-------- Entries shown
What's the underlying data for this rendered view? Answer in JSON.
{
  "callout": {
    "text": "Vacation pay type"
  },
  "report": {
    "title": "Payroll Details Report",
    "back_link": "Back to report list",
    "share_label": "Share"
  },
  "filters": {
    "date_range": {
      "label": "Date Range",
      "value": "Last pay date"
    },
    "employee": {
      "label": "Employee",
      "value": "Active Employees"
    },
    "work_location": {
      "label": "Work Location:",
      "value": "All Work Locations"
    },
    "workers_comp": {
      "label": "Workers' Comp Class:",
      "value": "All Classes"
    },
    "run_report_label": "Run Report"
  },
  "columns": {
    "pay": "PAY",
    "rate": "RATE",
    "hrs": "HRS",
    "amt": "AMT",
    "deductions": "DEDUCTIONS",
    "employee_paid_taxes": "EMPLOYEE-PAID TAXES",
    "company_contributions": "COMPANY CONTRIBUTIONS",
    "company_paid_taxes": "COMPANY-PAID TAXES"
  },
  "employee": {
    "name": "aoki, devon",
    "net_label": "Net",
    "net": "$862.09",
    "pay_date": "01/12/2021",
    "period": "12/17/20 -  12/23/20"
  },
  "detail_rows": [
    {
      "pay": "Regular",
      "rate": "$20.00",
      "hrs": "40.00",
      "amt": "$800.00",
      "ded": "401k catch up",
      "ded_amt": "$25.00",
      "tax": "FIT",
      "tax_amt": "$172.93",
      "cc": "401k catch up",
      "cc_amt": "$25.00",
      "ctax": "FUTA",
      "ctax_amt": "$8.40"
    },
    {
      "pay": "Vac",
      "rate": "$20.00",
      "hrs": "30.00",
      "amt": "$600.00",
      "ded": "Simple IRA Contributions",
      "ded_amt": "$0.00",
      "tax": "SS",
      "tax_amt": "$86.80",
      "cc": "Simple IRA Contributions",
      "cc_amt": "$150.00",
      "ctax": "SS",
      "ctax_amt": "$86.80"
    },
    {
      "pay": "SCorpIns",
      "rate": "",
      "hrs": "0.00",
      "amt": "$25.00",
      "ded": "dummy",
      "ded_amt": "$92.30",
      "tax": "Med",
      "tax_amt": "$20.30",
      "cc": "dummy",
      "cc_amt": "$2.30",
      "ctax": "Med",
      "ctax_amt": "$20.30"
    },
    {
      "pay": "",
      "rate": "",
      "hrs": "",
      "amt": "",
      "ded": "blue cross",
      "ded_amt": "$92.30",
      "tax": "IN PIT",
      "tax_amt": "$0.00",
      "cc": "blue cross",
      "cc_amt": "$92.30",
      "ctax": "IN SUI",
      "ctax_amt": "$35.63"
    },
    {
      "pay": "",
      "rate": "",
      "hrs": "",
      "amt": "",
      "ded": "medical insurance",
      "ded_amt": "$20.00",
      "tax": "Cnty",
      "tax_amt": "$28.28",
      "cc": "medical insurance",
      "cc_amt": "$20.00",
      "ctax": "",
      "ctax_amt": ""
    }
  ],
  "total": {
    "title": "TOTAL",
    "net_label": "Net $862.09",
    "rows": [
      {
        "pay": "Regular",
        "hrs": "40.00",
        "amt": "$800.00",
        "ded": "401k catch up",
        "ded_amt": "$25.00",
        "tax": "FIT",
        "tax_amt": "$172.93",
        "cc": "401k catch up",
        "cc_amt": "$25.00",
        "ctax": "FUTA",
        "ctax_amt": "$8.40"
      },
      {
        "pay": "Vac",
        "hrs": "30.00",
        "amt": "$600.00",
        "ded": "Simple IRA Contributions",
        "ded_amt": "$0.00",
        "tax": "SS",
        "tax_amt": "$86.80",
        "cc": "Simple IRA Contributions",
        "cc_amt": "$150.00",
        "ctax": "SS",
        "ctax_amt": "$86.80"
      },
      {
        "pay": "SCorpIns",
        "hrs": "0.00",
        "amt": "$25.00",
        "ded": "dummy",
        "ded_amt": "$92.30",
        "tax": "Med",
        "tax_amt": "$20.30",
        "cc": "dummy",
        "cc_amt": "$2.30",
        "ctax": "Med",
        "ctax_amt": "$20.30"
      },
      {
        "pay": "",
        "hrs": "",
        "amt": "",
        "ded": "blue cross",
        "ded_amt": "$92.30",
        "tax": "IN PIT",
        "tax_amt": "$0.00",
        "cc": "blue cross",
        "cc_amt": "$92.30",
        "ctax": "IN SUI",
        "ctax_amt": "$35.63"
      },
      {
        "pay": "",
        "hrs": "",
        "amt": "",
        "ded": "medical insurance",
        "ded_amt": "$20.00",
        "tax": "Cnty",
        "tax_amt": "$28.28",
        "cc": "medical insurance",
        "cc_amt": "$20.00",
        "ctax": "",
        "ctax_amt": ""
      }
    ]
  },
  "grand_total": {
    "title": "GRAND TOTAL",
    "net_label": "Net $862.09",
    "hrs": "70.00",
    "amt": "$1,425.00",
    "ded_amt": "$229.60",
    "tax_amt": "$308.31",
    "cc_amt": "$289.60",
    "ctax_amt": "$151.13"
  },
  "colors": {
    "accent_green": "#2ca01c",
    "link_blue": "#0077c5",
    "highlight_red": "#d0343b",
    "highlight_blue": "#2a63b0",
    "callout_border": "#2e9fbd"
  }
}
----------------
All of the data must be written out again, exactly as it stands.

What's the underlying data for this rendered view? Answer in JSON.
{
  "callout": {
    "text": "Vacation pay type"
  },
  "report": {
    "title": "Payroll Details Report",
    "back_link": "Back to report list",
    "share_label": "Share"
  },
  "filters": {
    "date_range": {
      "label": "Date Range",
      "value": "Last pay date"
    },
    "employee": {
      "label": "Employee",
      "value": "Active Employees"
    },
    "work_location": {
      "label": "Work Location:",
      "value": "All Work Locations"
    },
    "workers_comp": {
      "label": "Workers' Comp Class:",
      "value": "All Classes"
    },
    "run_report_label": "Run Report"
  },
  "columns": {
    "pay": "PAY",
    "rate": "RATE",
    "hrs": "HRS",
    "amt": "AMT",
    "deductions": "DEDUCTIONS",
    "employee_paid_taxes": "EMPLOYEE-PAID TAXES",
    "company_contributions": "COMPANY CONTRIBUTIONS",
    "company_paid_taxes": "COMPANY-PAID TAXES"
  },
  "employee": {
    "name": "aoki, devon",
    "net_label": "Net",
    "net": "$862.09",
    "pay_date": "01/12/2021",
    "period": "12/17/20 -  12/23/20"
  },
  "detail_rows": [
    {
      "pay": "Regular",
      "rate": "$20.00",
      "hrs": "40.00",
      "amt": "$800.00",
      "ded": "401k catch up",
      "ded_amt": "$25.00",
      "tax": "FIT",
      "tax_amt": "$172.93",
      "cc": "401k catch up",
      "cc_amt": "$25.00",
      "ctax": "FUTA",
      "ctax_amt": "$8.40"
    },
    {
      "pay": "Vac",
      "rate": "$20.00",
      "hrs": "30.00",
      "amt": "$600.00",
      "ded": "Simple IRA Contributions",
      "ded_amt": "$0.00",
      "tax": "SS",
      "tax_amt": "$86.80",
      "cc": "Simple IRA Contributions",
      "cc_amt": "$150.00",
      "ctax": "SS",
      "ctax_amt": "$86.80"
    },
    {
      "pay": "SCorpIns",
      "rate": "",
      "hrs": "0.00",
      "amt": "$25.00",
      "ded": "dummy",
      "ded_amt": "$92.30",
      "tax": "Med",
      "tax_amt": "$20.30",
      "cc": "dummy",
      "cc_amt": "$2.30",
      "ctax": "Med",
      "ctax_amt": "$20.30"
    },
    {
      "pay": "",
      "rate": "",
      "hrs": "",
      "amt": "",
      "ded": "blue cross",
      "ded_amt": "$92.30",
      "tax": "IN PIT",
      "tax_amt": "$0.00",
      "cc": "blue cross",
      "cc_amt": "$92.30",
      "ctax": "IN SUI",
      "ctax_amt": "$35.63"
    },
    {
      "pay": "",
      "rate": "",
      "hrs": "",
      "amt": "",
      "ded": "medical insurance",
      "ded_amt": "$20.00",
      "tax": "Cnty",
      "tax_amt": "$28.28",
      "cc": "medical insurance",
      "cc_amt": "$20.00",
      "ctax": "",
      "ctax_amt": ""
    }
  ],
  "total": {
    "title": "TOTAL",
    "net_label": "Net $862.09",
    "rows": [
      {
        "pay": "Regular",
        "hrs": "40.00",
        "amt": "$800.00",
        "ded": "401k catch up",
        "ded_amt": "$25.00",
        "tax": "FIT",
        "tax_amt": "$172.93",
        "cc": "401k catch up",
        "cc_amt": "$25.00",
        "ctax": "FUTA",
        "ctax_amt": "$8.40"
      },
      {
        "pay": "Vac",
        "hrs": "30.00",
        "amt": "$600.00",
        "ded": "Simple IRA Contributions",
        "ded_amt": "$0.00",
        "tax": "SS",
        "tax_amt": "$86.80",
        "cc": "Simple IRA Contributions",
        "cc_amt": "$150.00",
        "ctax": "SS",
        "ctax_amt": "$86.80"
      },
      {
        "pay": "SCorpIns",
        "hrs": "0.00",
        "amt": "$25.00",
        "ded": "dummy",
        "ded_amt": "$92.30",
        "tax": "Med",
        "tax_amt": "$20.30",
        "cc": "dummy",
        "cc_amt": "$2.30",
        "ctax": "Med",
        "ctax_amt": "$20.30"
      },
      {
        "pay": "",
        "hrs": "",
        "amt": "",
        "ded": "blue cross",
        "ded_amt": "$92.30",
        "tax": "IN PIT",
        "tax_amt": "$0.00",
        "cc": "blue cross",
        "cc_amt": "$92.30",
        "ctax": "IN SUI",
        "ctax_amt": "$35.63"
      },
      {
        "pay": "",
        "hrs": "",
        "amt": "",
        "ded": "medical insurance",
        "ded_amt": "$20.00",
        "tax": "Cnty",
        "tax_amt": "$28.28",
        "cc": "medical insurance",
        "cc_amt": "$20.00",
        "ctax": "",
        "ctax_amt": ""
      }
    ]
  },
  "grand_total": {
    "title": "GRAND TOTAL",
    "net_label": "Net $862.09",
    "hrs": "70.00",
    "amt": "$1,425.00",
    "ded_amt": "$229.60",
    "tax_amt": "$308.31",
    "cc_amt": "$289.60",
    "ctax_amt": "$151.13"
  },
  "colors": {
    "accent_green": "#2ca01c",
    "link_blue": "#0077c5",
    "highlight_red": "#d0343b",
    "highlight_blue": "#2a63b0",
    "callout_border": "#2e9fbd"
  }
}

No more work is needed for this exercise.